Problem to work on:
Beginning with the line that contains "Serialize everything readable", output each line below exactly through the last one, both included, and nothing else.

Excerpts from an interface dataset

——

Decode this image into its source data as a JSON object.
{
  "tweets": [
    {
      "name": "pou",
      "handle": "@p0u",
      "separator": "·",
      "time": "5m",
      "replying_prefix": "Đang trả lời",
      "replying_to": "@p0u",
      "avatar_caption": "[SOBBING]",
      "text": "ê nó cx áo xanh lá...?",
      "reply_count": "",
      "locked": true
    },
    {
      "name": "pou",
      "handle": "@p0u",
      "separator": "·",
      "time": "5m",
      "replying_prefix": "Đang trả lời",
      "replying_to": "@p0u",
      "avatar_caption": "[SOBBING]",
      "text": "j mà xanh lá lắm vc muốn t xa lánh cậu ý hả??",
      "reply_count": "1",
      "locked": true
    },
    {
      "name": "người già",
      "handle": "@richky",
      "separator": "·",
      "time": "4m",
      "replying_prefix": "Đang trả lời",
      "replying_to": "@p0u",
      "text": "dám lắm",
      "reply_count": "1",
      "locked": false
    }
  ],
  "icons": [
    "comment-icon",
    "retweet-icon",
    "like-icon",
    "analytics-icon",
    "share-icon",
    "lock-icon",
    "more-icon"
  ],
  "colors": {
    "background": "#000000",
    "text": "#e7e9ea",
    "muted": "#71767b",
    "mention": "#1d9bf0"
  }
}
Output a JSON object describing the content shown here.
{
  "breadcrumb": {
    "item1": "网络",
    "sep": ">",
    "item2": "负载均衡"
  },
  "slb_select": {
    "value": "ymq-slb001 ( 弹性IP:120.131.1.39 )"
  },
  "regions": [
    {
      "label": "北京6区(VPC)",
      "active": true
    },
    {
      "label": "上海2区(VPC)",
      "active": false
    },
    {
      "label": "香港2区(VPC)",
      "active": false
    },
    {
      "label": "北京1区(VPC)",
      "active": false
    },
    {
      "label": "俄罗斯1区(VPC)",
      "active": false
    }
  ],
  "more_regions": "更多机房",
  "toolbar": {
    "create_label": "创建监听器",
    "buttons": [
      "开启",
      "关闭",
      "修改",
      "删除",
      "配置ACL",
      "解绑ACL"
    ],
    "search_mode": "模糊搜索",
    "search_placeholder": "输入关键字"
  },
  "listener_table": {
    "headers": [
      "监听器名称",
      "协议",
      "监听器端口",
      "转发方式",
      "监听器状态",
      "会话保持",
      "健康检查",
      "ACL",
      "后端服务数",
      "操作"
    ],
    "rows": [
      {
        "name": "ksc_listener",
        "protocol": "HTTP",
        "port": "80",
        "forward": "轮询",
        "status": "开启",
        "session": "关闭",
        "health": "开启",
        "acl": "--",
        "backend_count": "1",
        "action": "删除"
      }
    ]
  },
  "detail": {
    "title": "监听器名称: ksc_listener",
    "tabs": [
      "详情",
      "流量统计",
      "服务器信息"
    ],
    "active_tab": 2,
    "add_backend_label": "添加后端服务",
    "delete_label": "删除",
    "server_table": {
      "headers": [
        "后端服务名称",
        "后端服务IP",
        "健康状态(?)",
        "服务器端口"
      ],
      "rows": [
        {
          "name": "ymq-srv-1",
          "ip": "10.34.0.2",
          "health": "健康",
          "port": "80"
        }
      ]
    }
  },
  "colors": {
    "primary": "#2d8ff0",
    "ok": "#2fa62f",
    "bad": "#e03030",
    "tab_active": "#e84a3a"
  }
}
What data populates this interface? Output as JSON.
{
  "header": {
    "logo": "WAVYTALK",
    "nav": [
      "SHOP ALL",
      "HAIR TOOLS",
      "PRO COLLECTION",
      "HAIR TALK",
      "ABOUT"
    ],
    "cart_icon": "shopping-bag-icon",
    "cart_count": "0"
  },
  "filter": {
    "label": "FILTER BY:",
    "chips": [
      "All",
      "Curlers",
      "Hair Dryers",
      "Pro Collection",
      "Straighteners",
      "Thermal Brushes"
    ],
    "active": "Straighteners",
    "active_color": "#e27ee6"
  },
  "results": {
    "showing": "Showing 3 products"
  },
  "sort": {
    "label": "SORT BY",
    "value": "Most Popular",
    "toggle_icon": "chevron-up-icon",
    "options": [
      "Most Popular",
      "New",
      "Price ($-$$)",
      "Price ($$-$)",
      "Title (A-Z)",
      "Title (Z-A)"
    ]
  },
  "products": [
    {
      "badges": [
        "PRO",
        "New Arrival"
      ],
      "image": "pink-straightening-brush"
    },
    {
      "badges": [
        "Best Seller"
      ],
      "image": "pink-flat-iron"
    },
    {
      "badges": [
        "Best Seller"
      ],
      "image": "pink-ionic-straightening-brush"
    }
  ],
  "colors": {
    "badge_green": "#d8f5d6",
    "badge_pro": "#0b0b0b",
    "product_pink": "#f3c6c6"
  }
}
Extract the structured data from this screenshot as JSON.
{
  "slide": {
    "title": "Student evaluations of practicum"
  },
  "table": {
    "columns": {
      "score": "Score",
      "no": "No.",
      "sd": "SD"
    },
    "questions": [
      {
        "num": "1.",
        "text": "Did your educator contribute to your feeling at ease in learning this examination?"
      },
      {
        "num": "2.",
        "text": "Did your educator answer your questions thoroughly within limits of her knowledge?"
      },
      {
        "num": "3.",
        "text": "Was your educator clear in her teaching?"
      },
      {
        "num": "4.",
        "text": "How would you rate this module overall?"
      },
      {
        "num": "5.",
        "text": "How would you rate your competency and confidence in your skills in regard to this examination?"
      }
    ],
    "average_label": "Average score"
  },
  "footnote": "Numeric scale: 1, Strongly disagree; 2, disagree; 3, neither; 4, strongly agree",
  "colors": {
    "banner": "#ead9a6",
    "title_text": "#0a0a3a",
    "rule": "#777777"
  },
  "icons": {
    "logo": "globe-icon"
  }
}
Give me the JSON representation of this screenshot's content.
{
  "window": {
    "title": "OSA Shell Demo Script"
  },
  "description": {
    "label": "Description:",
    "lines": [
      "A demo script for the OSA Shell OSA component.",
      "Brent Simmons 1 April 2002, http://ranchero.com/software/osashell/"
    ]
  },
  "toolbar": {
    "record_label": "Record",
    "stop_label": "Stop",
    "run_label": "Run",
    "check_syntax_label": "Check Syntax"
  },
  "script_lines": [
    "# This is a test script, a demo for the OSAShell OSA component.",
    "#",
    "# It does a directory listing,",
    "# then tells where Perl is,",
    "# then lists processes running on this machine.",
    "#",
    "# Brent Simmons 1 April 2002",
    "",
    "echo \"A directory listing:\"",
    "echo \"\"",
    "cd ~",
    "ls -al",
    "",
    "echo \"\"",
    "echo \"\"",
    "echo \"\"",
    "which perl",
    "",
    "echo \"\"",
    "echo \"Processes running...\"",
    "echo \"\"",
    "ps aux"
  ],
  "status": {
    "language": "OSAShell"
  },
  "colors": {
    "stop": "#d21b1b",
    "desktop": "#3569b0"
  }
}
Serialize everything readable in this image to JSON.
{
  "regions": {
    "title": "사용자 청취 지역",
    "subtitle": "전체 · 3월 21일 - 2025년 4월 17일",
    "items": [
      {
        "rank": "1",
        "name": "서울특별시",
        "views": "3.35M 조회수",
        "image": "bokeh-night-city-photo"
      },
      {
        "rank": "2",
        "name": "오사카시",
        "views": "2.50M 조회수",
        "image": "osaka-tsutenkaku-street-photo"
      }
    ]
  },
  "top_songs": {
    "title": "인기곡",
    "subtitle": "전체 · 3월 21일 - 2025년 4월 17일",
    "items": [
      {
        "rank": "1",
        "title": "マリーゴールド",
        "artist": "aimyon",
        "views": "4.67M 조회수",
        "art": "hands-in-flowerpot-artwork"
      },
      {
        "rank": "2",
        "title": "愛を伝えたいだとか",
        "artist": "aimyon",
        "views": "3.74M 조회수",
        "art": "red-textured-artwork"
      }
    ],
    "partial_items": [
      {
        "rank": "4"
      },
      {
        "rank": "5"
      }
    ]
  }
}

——

Solution to this task:
Serialize everything readable in this image to JSON.
{
  "regions": {
    "title": "사용자 청취 지역",
    "subtitle": "전체 · 3월 21일 - 2025년 4월 17일",
    "items": [
      {
        "rank": "1",
        "name": "서울특별시",
        "views": "3.35M 조회수",
        "image": "bokeh-night-city-photo"
      },
      {
        "rank": "2",
        "name": "오사카시",
        "views": "2.50M 조회수",
        "image": "osaka-tsutenkaku-street-photo"
      }
    ]
  },
  "top_songs": {
    "title": "인기곡",
    "subtitle": "전체 · 3월 21일 - 2025년 4월 17일",
    "items": [
      {
        "rank": "1",
        "title": "マリーゴールド",
        "artist": "aimyon",
        "views": "4.67M 조회수",
        "art": "hands-in-flowerpot-artwork"
      },
      {
        "rank": "2",
        "title": "愛を伝えたいだとか",
        "artist": "aimyon",
        "views": "3.74M 조회수",
        "art": "red-textured-artwork"
      }
    ],
    "partial_items": [
      {
        "rank": "4"
      },
      {
        "rank": "5"
      }
    ]
  }
}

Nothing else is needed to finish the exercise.